For Richer or Poorer – A Married Couple’s Guide to Money Management
- September 5, 2022
- Financial Planning
Most people marry for love. You want companionship, someone to share life experiences with, and maybe you have a family and want to grow old together. According to the Current Population Survey, 2021 ASEC Supplement, there are some 131.4M married adults in the U.S.1 Marriage has many blessings. But it’s not all roses and rainbows. Challenges happen in marriages. And finances tend to be the number one stressor and leading argument topic between spouses. About 70% of married couples have already or will have arguments about money.2
The good news, though, is that discussing finances doesn’t have to be a negative experience. Disagreements over money can be effectively managed – whether you are a newlywed or deep into your marriage.
Regardless of the age you get married, couples should address these financial topics below. And if you’ve been married a long time, it’s a good idea to revisit some of these topics as your spending habits might have changed throughout your marriage.
- Talk with your partner openly and honestly about money. Be upfront about outstanding debts you might have had prior to your union (credit card debit, mortgage, student loan, car loan, medical bills, etc.) and what your credit score is. Develop a strategy together to plan how you will work through financial problems as they arise.
- Is one person in your relationship a saver while the other tends to spend money more extravagantly? Discuss your money styles and personal preferences. Do you prefer to pay with cash or debit/credit cards? When making a large purchase, what is the dollar amount limit that you cannot exceed before discussing it with your spouse?
- Determine your short-term and long-term financial goals. How will you deal with financial emergencies? How will you save for and spend your lifestyle expenses? What are some big purchases you might like to make down the road for travel or a second home?

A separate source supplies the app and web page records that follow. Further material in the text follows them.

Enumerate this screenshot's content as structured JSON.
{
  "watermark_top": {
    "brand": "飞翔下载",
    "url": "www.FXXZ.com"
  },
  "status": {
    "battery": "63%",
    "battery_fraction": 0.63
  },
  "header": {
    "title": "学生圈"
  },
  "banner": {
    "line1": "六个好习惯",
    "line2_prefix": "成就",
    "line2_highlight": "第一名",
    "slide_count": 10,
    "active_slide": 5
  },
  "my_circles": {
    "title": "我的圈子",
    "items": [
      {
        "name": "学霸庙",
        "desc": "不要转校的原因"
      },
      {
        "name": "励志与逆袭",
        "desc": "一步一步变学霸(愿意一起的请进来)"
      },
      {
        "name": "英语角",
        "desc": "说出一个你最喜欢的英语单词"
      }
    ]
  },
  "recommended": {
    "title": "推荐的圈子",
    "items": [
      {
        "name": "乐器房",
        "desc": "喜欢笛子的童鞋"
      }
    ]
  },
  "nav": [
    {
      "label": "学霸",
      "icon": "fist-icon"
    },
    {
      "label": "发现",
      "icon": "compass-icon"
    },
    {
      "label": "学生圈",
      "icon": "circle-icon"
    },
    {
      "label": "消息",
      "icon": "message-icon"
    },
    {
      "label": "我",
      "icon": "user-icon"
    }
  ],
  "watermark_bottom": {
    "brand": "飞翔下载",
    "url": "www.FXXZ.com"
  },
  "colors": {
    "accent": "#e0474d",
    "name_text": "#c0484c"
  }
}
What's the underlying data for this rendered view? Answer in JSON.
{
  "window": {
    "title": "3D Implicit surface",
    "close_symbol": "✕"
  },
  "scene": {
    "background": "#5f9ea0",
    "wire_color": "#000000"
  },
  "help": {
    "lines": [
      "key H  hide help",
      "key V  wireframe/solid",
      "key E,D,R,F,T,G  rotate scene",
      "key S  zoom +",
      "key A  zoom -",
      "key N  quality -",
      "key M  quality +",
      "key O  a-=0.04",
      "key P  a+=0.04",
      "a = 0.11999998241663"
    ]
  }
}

- Work together to develop a budget you can live by. It is crucial for both partners to understand how much money comes in and goes out each month. Setting and tracking your budget will allow you to be realistic with these numbers.
- Regularly look at contribution amounts to employer-sponsored retirement plans, 401(k)s and IRAs. There may be opportunities to maximize retirement savings if you’ve recently received a raise, or if children are no longer living at home.
Once you’ve made a plan, it shouldn’t be set in stone. At least quarterly, set aside time with your spouse to review your financial plan, see if it’s working as anticipated, and make adjustments. Use this opportunity to talk about money, financial issues, and your progress and setbacks. By working as a team and being open about finances, you can determine methods that work best for both of you to decrease debt, increase wealth, and live the best years of your life your way.
Approaching Finances in Remarriage
For older adults, remarriage is becoming increasingly more common. In the past two decades, 67% of previously married adults ages 55 to 64 and 50% of previously married adults ages 65 and older had remarried.3 But when getting remarried later in life, you often have added financial considerations that couples in their twenties and thirties don’t have. For instance, if you are combining families, have adult children from previous relationships, or have individual financial portfolios, it is important to be aware of the potential financial impact of remarriage.4
When you decide to remarry, make sure to have an open discussion with your partner about finances, especially if one or both of you are still working, have children, and/or have significant assets. Honesty and clarity are critical to creating a successful plan.
- Arrange a meeting or group of meetings with your new spouse to openly discuss your respective financial situations. Setting a specific time with an agenda will help you stay on topic and not forget crucial details.
- Introduce your financial advisor to your partner to ensure everyone is in agreement on how you want to approach financial planning as a couple.
- If you choose to combine your finances, eliminate surprises early on and honestly depict your financial situation. Consider sharing financial documents, including tax returns, pay stubs, bank and investment statements, as well as a credit report.
- Go over any contractual obligations you may have with former spouses.
- Discuss your long-term financial goals, including how you would like to support each other and any children or additional family members. Talk about any relevant guardianship issues that may occur or are currently in place.
- Develop a plan to guide you in dealing with the differences in each of your ingrained spending and saving styles.
- When there is an ex-spouse or children involved, or if there is a large socioeconomic gap between you, it may be difficult to merge your financial views. Take time to gain an understanding of the other person’s point of view and what their strengths and weaknesses are.
- If opening a joint checking account, define guidelines and boundaries for how that money will be utilized. What is the maximum amount you can spend before you need to discuss and agree upon a purchase? Will you each keep separate accounts that focus on funding a dependent’s needs or education?
- Plans from previous marriages will need to be reviewed, including wills, trusts, and beneficiary designations. Work with your new spouse to develop a new plan that addresses all matters of “yours,” “mine,” and “ours.”
Discussing your finances can be complex – there are many layers to wade through and potential answers for each topic. However, if you discuss your finances regularly and keep the lines of communication open, it could save you more difficult conversations later.